The FCC found that “the TCPA requires the consent not of the intended recipient of the call, but of the current subscriber.” This means that, even if the caller has valid, express consent from the intended recipient to call that individual at the number provided, the caller could be liable for a TCPA violation if the number has been reassigned. To be clear, reassignment of numbers is not exactly uncommon—more than 37 million numbers are reassigned every year, according to Commissioner Pai’s dissent. So how are businesses supposed to keep track of these reassignments? There is no national database of reassigned numbers, and it would be impractical (and imperfect) to expect customers to voluntarily provide updated contact information to every company they do business with every time they get new phone numbers.
The FCC’s solution is that businesses get one chance to get it right. The FCC found that “callers who make calls without knowledge of reassignment and with a reasonable basis to believe that they have valid consent to make the call should be able to initiate one call after reassignment as an additional opportunity to gain actual or constructive knowledge of the reassignment and cease future calls to the new subscriber.” (Emphasis added.) And if that does not give you heart palpitations, consider this: “If this one additional call does not yield actual knowledge of reassignment, we deem the caller to have constructive knowledge of such.” (Emphasis added.) How is the caller supposed to have constructive knowledge? Well, the FCC doesn’t really say—the majority speculates about possible ways the caller could learn about the reassignment, such as receiving that information from the new subscriber, hearing a voicemail from the new subscriber, hearing a disconnected tone, getting a call from the customer or subscribing to a database of reassigned numbers, but obviously none of these is guaranteed to work, and in fact, they may be easily flouted by potential litigants. Which brings us back to Commissioner Pai’s concern about the trap for law-abiding companies: A litigious individual has no incentive to reveal during the “one additional call” that the number has been reassigned. Rather, that individual has every incentive to receive as many calls as possible before filing a lawsuit under the TCPA. And this is not merely speculation—that is exactly what happened to the Rubio’s restaurant chain, which had no idea it was sending quality assurance text messages to a reassigned number until it was sued under the TCPA.

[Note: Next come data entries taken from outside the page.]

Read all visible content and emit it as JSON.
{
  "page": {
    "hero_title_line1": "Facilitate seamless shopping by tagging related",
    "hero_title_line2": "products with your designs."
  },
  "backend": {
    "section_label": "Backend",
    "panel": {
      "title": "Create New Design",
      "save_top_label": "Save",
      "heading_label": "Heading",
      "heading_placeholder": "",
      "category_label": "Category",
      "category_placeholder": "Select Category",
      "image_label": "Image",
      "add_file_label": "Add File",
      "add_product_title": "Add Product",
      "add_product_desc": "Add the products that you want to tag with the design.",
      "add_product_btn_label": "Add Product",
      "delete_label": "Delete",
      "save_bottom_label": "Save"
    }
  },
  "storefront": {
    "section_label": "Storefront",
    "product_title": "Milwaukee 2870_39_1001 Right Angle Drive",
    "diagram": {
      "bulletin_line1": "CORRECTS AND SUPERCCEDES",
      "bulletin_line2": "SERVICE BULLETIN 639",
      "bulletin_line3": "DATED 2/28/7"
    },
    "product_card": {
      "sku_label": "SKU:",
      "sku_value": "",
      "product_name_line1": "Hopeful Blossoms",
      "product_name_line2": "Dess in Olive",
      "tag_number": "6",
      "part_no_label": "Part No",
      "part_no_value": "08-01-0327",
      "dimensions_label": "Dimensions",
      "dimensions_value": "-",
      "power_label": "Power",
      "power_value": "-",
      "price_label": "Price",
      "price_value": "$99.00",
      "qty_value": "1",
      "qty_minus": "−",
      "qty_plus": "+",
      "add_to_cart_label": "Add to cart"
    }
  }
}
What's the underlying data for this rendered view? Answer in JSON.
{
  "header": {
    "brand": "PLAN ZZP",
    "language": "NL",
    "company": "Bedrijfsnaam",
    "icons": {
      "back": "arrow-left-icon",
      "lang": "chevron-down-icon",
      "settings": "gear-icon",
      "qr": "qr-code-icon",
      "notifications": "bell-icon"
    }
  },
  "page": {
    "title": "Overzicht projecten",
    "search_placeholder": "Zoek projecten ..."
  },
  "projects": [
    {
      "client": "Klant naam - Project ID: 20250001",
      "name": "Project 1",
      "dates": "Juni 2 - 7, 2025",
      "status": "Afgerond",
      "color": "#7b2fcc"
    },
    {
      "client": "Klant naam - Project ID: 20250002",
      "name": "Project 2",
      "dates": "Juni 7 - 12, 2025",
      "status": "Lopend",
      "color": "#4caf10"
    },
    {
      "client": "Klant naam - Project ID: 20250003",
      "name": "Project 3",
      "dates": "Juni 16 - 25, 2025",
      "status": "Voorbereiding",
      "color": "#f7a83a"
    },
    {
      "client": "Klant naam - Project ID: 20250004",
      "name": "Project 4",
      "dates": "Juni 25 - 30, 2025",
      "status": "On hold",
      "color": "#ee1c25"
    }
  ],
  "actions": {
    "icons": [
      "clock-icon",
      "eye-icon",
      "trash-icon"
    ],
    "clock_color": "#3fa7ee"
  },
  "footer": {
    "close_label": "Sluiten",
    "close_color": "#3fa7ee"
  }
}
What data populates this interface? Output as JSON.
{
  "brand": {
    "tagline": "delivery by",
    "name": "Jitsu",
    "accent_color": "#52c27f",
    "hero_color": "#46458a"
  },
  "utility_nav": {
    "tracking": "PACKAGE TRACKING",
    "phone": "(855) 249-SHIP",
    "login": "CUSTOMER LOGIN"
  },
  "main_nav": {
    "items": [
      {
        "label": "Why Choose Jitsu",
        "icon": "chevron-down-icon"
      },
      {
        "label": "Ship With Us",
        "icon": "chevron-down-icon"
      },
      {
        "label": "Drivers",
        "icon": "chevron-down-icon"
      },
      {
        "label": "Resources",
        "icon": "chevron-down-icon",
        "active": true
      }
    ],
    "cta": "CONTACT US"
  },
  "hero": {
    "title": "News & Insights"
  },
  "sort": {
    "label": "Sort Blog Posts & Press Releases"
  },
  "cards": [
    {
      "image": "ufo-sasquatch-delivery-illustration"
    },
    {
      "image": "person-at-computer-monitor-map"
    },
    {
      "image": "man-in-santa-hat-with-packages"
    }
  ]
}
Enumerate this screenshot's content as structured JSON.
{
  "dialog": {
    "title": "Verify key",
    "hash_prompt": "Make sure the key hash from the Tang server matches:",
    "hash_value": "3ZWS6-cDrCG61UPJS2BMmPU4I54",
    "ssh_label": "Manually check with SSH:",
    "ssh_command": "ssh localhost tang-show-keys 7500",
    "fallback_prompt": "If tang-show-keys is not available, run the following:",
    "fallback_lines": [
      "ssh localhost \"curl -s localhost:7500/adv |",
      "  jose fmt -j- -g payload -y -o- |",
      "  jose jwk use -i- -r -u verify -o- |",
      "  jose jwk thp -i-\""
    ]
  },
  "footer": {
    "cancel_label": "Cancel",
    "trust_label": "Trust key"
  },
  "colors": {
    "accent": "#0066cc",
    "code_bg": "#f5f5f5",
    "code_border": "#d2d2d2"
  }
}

With the new “one-call” rule in place, businesses need to be extremely careful about all interactions with customers—even those who have given express consent. Under the FCC’s ruling, it is not enough to have a good-faith belief that the number belongs to the individual who gave consent. Call center personnel should be trained to confirm the identity of every individual who answers a call, and calls should not be terminated when they go to voicemail because the voicemail greeting may indicate a reassigned number. Also, to the extent they exist, companies should consider subscribing to reassigned number databases and scrubbing their contact lists against those databases before calls are made. Companies making artificial or prerecorded voice calls also can implement interactive opt-out mechanisms in all calls so that recipients can identify wrong-number calls. The FCC also suggests putting the burden on customers to provide companies with updated contact information, but this is an unreliable solution that could put businesses at odds with their customers in the event of litigation.
This portion of the FCC Order has been expressly challenged in petitions for review in the D.C. Circuit, and we will be monitoring those proceedings closely to see if these rulings are overturned.